The Introduction of Hand Sanitizer
In Akron, Ohio, a possible solution was already being invented. Husband and wife Jerry and Goldie Lippman noticed that the men who worked in Goldie’s rubber factory were complaining of irritated hands at the ends of their shifts, where they frequently disinfected their hands in harsh chemicals. As a solution, they developed an alcoholic mixture that was gentler on skin, and they sold them out of repurposed pickle jars in Akron beginning in 1946. They called the product GOJO Hand Cleaner.
In 1952, Jerry developed the portion-control dispenser that you can now find on the walls of hospitals, schools, airports, and more. This was a simple solution after he noticed workers using excessive amounts of the products.
But a big milestone for hand sanitizer’s history was 1988, when the GOJO company released PURELL Hand Sanitizer. It was originally sold only to places like hospitals, schools, and restaurant workers—you couldn’t buy it at a department store for your own home.
At this point, hand sanitizer was a gelled mixture containing between 60 and 70 percent ethyl alcohol or isopropanol. The gel not only helped moisturize hands, but the consistency made it easy to apply to the hands.
Hand Sanitizer Goes ~Viral~
In 1997, PURELL released hand sanitizer to the public, and it revolutionized personal hygiene habits. Within a decade, Americans were spending around $98 million each year on the convenient product, according to a 2008 report by CNN.
The first decade of the 21st century was a love affair with hand sanitizer. Even Bath and Body Works joined the game, offering adorable pocket-sized hand sanitizers in bright colors and bold scents. Every mom had one in her purse, and every middle schooler had one in their trapper keeper.
Even the Oval Office embraced hand sanitizer: In Barack Obama’s book Audacity of Hope, he tells the story of meeting George W. Bush for the first time in the White House in 2005. After shaking hands, President Bush allegedly pulled out a bottle of hand sanitizer and offered some to then-Senator Obama, saying, “Good stuff. Keeps you from getting colds.”
Hand Sanitizer Today
Hand sanitizer is a consistent part of many people’s hygiene routines, but not surprisingly, sanitizer use seems to spike during infectious outbreaks—notably during the 2009 H1N1 “swine flu” pandemic and the 2019-20 COVID-19 pandemic. When the COVID-19 pandemic first erupted in the United States, hand sanitizer was one of the first things to go missing from shelves as families and businesses nervously stocked up on the product. A recipe to make homemade hand sanitizer from aloe vera and isopropyl alcohol even went viral on social media, until stores ran out of those ingredients as well.

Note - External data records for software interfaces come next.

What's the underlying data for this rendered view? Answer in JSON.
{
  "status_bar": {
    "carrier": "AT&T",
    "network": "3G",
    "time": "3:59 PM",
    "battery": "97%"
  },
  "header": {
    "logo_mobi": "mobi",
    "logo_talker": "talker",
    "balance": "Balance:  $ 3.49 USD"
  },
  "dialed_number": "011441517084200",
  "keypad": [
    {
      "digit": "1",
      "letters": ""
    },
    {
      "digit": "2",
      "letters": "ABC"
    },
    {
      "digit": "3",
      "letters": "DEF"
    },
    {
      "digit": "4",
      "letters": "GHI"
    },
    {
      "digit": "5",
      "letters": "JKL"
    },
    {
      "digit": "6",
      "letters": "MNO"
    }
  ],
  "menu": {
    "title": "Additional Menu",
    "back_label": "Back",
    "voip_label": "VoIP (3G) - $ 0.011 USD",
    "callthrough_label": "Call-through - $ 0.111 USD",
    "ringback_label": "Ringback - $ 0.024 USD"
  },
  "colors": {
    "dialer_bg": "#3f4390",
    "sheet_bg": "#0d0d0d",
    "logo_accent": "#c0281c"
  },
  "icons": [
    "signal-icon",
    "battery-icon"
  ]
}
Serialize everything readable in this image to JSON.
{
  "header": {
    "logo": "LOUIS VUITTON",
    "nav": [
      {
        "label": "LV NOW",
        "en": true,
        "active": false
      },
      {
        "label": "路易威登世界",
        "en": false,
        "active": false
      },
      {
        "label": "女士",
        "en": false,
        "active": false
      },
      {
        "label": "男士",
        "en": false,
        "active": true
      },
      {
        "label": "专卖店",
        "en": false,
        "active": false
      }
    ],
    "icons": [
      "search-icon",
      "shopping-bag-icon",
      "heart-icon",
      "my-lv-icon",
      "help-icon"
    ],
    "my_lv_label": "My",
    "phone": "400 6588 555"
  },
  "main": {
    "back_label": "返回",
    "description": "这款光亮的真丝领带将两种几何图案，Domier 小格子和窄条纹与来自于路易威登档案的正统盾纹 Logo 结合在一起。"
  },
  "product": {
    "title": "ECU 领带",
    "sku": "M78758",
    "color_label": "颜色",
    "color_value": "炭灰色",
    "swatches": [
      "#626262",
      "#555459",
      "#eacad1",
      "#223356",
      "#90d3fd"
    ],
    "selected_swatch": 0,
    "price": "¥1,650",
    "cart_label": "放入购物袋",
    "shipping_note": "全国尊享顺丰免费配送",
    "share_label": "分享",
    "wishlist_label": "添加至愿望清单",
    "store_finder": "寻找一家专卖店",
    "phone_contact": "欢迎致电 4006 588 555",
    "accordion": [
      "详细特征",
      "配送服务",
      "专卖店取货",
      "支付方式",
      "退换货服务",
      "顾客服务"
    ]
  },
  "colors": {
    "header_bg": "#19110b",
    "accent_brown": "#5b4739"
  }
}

Despite this trend, public health experts still recommend using hand sanitizer as a backup, since soap and water is still the most effective way to fight infectious germs. That’s because while hand sanitizer only reduces the amount of some types of germs, soap and water reduces the amount of all types of germs, according to the Centers for Disease Control and Prevention.
The moral of the story: Got a sink around? Wash your hands. Away from a sink? Use hand sanitizer. Learn more here about how to use hand sanitizer properly, and find out the most common handwashing mistakes here.
Ali Y, Dolan MJ, Fendler EJ, Larson EL. Alcohols. In Block SS, ed. Disinfection, sterilization, and preservation. Philadelphia, PA: Lippincott Williams & Wilkins; 2001. 229-254.
Ascenzi JM. Handbook of disinfectants and antiseptics. Cleveland, OH: CRC Press, 1995.
Our history: founding of GOJO and history of our products and well-being solutions. GOJO, PURELL. (Accessed on April 10, 2020 at https://www.gojo.com/en/About-GOJO/History?sc_lang=en.)
Policy for temporary compounding of certain alcohol-based hand sanitizer products during the public health emergency immediately in effect guidance for industry. Washington, DC: Food and Drug Administration, 2020. (Accessed on April 10, 2020 at https://www.fda.gov/media/136118/download.)